WHAT IS REQUIRED: Search the entries for the word "this" and return every line where it is found.

Data about app and page elements

########################################

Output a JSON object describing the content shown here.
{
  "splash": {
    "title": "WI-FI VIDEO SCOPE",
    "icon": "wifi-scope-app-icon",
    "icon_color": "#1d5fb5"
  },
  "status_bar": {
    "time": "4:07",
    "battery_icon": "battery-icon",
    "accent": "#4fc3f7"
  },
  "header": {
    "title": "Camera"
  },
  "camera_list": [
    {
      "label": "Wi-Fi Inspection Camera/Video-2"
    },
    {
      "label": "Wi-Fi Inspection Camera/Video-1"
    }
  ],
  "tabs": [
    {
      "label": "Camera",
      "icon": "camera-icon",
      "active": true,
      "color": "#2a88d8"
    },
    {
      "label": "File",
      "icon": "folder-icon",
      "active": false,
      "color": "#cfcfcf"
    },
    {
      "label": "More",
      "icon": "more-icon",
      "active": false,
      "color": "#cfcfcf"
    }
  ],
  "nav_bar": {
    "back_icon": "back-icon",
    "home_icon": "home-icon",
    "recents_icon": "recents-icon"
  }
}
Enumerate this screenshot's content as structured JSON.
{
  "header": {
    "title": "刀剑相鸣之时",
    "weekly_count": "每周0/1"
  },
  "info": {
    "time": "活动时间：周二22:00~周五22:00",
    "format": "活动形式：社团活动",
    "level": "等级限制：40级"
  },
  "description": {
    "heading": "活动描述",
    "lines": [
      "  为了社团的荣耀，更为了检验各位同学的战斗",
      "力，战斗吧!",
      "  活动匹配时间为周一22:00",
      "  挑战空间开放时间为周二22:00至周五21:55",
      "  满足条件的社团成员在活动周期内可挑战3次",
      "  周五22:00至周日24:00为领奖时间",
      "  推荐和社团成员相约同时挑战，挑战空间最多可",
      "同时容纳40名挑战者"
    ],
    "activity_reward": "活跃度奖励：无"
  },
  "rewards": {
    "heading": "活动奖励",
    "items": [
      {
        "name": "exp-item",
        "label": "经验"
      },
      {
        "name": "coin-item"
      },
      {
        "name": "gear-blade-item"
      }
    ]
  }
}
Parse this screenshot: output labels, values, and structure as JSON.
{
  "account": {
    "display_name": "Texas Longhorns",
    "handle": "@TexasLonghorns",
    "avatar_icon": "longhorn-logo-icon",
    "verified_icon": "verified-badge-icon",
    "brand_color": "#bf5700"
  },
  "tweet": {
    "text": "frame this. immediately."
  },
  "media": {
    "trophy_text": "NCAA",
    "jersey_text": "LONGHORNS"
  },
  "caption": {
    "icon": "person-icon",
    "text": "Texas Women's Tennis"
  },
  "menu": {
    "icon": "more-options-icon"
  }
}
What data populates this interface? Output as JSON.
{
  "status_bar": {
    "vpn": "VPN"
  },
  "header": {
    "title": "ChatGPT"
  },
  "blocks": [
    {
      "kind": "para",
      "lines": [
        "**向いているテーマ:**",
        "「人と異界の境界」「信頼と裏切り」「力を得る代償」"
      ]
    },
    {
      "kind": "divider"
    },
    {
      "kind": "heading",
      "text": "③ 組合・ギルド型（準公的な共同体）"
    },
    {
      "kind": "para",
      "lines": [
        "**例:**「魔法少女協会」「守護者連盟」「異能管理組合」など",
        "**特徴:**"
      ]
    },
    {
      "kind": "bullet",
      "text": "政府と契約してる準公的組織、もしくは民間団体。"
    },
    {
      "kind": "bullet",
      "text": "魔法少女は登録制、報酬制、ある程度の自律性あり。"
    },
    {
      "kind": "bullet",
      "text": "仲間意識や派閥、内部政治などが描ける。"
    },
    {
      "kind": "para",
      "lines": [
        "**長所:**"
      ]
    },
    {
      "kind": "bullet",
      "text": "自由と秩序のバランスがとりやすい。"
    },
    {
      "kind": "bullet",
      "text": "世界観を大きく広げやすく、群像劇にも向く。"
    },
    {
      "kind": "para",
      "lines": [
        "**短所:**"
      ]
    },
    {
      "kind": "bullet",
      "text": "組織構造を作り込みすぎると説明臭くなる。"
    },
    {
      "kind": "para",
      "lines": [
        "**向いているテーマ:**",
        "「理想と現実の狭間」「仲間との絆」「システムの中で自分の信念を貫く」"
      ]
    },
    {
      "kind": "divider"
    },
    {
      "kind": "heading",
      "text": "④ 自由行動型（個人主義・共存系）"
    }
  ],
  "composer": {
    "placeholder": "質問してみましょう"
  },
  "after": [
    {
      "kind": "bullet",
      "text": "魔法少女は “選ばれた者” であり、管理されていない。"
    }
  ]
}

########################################

ANSWER SECTION:
Enumerate this screenshot's content as structured JSON.
Parse this screenshot: output labels, values, and structure as JSON.
    "text": "frame this. immediately."
What data populates this interface? Output as JSON.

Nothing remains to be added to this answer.